The ugliest part of these reports comes in part 2’s bid to blame home schooling for the Andrea Yates murders. Exqueeze me? Baking powder? Of the five children she drowned (Noah 7, John 5, Luke 3, Paul 2, and Mary, 6 months), only one was definitely school-aged, so her family’s home-schooling decision could have burdened her only slightly beyond what a woman with that many children would have if the family choose public-schooling. And how many other contributing factors *were* there in her case — post-partum depression, living in a trailer with that many children, being on powerful prescription drugs, only just out of a mental hospital. All this was widely reported at the time, and led to quite a bit of “I can see how all that would drive her to this” sympathy on her behalf (rightly or wrongly). But we’re now supposed to believe that this is an example of Home Schooling Syndrome. Puh-frickin-leez.

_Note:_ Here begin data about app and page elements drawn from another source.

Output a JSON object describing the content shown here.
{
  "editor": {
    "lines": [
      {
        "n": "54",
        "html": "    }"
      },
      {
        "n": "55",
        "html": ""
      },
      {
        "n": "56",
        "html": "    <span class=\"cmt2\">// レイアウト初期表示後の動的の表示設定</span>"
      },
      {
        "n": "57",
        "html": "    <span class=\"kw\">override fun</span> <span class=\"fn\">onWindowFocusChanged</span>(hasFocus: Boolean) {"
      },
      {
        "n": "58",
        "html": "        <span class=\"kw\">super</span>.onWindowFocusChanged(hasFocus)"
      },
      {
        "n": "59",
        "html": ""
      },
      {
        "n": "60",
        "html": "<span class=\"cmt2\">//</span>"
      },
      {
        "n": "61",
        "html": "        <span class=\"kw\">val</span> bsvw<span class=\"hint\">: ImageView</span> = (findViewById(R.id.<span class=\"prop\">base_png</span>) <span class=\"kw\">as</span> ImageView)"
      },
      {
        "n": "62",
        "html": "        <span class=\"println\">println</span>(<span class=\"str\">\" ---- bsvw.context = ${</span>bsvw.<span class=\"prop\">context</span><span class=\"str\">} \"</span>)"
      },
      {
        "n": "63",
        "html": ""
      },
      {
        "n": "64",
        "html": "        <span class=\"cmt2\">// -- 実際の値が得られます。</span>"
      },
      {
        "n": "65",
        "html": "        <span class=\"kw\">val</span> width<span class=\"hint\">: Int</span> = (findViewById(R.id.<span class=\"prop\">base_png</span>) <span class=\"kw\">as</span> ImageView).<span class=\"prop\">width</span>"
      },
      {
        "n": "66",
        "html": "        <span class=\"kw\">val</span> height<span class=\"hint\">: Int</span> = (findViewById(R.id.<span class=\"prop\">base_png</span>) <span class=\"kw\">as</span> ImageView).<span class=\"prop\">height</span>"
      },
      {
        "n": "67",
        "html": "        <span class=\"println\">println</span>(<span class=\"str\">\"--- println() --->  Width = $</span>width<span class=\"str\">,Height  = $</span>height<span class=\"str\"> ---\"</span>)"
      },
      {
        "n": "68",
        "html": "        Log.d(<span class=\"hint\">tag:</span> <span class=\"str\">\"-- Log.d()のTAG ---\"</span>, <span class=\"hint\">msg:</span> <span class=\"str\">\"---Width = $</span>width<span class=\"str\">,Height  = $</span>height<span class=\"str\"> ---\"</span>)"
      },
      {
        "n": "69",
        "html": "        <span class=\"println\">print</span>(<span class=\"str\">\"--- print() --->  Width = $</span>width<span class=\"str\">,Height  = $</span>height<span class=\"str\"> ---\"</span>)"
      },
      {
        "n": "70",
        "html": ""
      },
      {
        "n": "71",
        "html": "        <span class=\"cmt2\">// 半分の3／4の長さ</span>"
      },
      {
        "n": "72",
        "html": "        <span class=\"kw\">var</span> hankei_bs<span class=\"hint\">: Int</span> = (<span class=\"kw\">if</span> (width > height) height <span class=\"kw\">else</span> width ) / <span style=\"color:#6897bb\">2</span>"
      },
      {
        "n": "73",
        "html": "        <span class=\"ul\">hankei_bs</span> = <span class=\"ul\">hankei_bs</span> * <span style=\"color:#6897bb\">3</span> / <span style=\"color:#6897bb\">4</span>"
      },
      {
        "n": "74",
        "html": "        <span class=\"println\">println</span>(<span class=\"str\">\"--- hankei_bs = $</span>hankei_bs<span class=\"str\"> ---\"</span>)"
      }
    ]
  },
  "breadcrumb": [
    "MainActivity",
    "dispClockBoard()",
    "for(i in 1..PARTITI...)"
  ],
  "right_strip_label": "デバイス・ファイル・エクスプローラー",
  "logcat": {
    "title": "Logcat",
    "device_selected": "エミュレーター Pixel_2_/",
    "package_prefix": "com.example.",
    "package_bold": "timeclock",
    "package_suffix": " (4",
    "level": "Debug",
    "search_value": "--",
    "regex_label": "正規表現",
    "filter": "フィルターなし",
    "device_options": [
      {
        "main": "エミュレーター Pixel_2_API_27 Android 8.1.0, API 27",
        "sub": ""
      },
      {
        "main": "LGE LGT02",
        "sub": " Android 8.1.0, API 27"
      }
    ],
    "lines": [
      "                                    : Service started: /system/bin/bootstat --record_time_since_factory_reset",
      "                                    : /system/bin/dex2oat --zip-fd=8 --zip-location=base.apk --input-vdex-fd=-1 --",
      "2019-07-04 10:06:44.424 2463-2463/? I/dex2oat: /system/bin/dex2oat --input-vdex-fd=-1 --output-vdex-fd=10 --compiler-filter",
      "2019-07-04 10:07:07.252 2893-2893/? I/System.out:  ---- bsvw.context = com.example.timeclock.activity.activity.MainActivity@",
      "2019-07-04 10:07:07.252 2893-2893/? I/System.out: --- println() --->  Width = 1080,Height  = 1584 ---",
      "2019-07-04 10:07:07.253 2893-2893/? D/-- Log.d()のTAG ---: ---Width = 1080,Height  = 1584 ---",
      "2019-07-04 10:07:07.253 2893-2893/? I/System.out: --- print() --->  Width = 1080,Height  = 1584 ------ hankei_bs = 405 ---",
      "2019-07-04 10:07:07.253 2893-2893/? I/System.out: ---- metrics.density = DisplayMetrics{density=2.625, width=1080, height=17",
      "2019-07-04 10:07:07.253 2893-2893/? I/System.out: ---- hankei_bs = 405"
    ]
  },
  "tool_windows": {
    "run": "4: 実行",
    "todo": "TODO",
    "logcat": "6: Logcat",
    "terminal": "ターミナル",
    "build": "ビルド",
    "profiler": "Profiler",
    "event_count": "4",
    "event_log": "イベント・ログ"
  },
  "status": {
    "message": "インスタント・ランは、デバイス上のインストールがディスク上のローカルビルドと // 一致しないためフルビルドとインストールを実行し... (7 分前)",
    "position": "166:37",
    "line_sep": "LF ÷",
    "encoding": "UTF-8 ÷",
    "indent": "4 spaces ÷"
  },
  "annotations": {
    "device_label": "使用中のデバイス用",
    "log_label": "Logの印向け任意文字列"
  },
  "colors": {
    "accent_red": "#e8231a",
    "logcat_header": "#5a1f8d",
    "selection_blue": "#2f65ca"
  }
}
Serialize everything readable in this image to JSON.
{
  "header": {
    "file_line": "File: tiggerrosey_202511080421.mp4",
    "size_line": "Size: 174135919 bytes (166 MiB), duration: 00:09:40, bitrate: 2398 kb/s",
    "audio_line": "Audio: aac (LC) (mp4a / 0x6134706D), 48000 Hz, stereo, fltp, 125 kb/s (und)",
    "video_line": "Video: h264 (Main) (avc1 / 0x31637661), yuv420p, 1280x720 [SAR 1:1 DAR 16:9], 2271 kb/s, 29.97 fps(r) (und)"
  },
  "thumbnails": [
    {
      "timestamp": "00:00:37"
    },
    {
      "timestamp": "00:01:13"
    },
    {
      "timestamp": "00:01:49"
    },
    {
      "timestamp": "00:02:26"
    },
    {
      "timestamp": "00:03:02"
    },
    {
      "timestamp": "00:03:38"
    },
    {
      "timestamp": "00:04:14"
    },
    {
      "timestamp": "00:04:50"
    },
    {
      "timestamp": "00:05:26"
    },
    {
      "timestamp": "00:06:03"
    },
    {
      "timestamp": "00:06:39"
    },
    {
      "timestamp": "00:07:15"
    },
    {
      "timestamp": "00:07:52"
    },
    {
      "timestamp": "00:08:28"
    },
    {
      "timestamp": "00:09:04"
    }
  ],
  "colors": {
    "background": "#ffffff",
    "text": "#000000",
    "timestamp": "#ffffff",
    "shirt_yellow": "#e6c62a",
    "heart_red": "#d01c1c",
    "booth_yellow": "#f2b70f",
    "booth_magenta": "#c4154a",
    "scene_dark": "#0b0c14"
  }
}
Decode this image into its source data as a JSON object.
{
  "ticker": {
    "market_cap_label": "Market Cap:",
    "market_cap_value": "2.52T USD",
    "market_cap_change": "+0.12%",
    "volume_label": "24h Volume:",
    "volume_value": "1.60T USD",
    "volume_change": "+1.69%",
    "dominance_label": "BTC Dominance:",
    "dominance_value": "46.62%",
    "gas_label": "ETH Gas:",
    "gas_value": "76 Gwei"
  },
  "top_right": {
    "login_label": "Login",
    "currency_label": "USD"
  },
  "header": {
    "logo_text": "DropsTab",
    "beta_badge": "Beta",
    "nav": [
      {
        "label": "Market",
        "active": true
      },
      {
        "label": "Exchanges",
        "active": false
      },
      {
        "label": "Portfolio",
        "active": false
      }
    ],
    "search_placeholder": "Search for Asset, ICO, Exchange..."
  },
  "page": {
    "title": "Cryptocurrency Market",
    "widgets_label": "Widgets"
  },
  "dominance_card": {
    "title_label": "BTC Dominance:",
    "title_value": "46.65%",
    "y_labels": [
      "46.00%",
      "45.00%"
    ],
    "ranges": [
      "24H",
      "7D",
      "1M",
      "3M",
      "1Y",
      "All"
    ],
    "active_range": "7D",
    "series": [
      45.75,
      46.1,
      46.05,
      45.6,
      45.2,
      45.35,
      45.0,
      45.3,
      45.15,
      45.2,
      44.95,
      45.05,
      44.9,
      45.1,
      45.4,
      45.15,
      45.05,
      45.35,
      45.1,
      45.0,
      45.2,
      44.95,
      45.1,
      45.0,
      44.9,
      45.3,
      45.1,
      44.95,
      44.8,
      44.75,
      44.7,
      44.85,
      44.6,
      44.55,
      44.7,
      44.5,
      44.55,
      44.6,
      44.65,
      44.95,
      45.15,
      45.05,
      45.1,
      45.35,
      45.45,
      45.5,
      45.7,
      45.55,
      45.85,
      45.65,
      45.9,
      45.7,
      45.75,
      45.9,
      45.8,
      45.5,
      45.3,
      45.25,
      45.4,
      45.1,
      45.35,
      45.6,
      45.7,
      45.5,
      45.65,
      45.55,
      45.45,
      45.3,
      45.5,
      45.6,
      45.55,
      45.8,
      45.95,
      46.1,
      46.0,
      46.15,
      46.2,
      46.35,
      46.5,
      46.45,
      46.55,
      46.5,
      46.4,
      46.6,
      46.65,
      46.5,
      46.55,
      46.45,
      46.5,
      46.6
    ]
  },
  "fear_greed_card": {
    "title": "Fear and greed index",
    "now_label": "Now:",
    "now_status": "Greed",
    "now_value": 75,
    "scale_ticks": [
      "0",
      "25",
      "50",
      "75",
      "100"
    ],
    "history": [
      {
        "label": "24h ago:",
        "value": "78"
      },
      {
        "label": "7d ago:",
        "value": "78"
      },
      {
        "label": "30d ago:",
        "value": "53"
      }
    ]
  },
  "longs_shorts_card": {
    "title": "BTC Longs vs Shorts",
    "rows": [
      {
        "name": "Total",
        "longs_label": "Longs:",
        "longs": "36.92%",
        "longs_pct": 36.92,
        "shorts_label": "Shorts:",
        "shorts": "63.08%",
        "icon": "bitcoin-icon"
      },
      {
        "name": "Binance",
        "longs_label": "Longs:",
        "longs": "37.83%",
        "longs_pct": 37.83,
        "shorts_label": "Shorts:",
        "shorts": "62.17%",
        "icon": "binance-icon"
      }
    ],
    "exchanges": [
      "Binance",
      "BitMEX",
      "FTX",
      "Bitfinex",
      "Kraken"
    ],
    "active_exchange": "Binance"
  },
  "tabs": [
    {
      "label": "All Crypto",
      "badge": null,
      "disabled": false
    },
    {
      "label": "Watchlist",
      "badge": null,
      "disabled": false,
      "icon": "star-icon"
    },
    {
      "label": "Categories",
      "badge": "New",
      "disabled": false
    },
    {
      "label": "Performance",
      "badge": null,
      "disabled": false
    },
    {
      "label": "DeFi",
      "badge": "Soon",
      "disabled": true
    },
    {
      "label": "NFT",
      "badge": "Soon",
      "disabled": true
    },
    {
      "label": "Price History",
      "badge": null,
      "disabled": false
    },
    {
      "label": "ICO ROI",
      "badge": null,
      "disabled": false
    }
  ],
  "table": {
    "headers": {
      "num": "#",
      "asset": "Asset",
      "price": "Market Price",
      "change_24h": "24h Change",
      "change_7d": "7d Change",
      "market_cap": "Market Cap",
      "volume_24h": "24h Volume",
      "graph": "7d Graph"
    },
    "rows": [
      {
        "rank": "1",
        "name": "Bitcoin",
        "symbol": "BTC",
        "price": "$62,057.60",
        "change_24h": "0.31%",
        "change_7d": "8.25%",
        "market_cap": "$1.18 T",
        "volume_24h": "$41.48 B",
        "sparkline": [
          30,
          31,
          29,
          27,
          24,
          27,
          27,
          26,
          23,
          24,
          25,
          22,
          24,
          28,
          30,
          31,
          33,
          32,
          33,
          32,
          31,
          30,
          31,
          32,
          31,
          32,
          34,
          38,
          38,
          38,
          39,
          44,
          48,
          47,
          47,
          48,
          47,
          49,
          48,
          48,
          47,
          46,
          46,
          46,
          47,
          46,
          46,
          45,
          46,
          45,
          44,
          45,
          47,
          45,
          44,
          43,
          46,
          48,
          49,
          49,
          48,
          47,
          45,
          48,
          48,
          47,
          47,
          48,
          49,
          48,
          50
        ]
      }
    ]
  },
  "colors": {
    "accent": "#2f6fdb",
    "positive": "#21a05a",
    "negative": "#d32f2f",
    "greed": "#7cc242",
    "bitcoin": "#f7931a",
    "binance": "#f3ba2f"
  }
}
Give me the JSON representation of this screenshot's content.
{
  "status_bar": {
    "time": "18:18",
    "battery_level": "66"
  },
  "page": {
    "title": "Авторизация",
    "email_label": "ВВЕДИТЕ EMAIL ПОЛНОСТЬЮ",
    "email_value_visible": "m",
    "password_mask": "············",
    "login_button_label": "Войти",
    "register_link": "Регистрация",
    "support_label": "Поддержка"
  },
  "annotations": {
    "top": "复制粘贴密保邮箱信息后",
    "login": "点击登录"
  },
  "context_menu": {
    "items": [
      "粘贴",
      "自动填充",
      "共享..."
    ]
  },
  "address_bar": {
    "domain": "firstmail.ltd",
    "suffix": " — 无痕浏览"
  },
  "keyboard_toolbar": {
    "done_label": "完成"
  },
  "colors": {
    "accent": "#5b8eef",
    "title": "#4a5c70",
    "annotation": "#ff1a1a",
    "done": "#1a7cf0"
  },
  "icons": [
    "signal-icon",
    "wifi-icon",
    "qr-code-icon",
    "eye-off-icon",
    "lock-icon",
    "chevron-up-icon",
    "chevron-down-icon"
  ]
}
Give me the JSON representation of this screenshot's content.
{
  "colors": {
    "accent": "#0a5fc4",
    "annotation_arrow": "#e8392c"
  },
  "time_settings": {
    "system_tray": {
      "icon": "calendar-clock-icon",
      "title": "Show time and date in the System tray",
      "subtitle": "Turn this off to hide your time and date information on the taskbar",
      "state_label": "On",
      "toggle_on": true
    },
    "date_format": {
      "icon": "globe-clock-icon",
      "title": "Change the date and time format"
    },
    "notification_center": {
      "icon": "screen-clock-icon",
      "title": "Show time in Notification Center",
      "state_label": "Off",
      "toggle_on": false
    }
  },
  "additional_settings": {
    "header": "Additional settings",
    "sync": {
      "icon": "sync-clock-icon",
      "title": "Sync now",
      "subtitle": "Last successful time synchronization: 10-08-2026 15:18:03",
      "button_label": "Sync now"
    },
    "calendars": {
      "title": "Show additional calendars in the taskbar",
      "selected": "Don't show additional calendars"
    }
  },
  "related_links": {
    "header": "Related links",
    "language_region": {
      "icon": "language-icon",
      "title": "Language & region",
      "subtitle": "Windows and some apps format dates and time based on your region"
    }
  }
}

I carry no brief for home-schoolers — I am single with no children and am a product myself of public and Catholic schools. A few are a bit fruity in that “Protect Our Children From The Atheist ATF And Their Black Helicopters” way. But those CBS pieces were so sloppily done, such a failure measured by the basic canons of journalism, that the only way a prestigious news network could publish them would be an expression of naked prejudice. Just because they’re paranoid doesn’t mean they’re not persecuted.

UPDATE:
I deliberately didn’t address the substance of the charges, the details of the cases, and the home-school regulation schemas in the states in question because all that is simply beyond my knowledge. Further, I didn’t need to know them to realize how slipshod the smear-by-anecdote story was. Well, there are now some rebuttals on the merits here and here, although you need to go down a little to get to the meat of the latter article’s details. Also near the end of this article, columnist Zan Tyler quotes a 1979 Supreme Court decision that already rejects the implicit reasoning in the CBS piece — that state regulations on all parents are justified merely on the basis that some abuse their children.

October 15, 2003 Posted by | Uncategorized | , | Leave a comment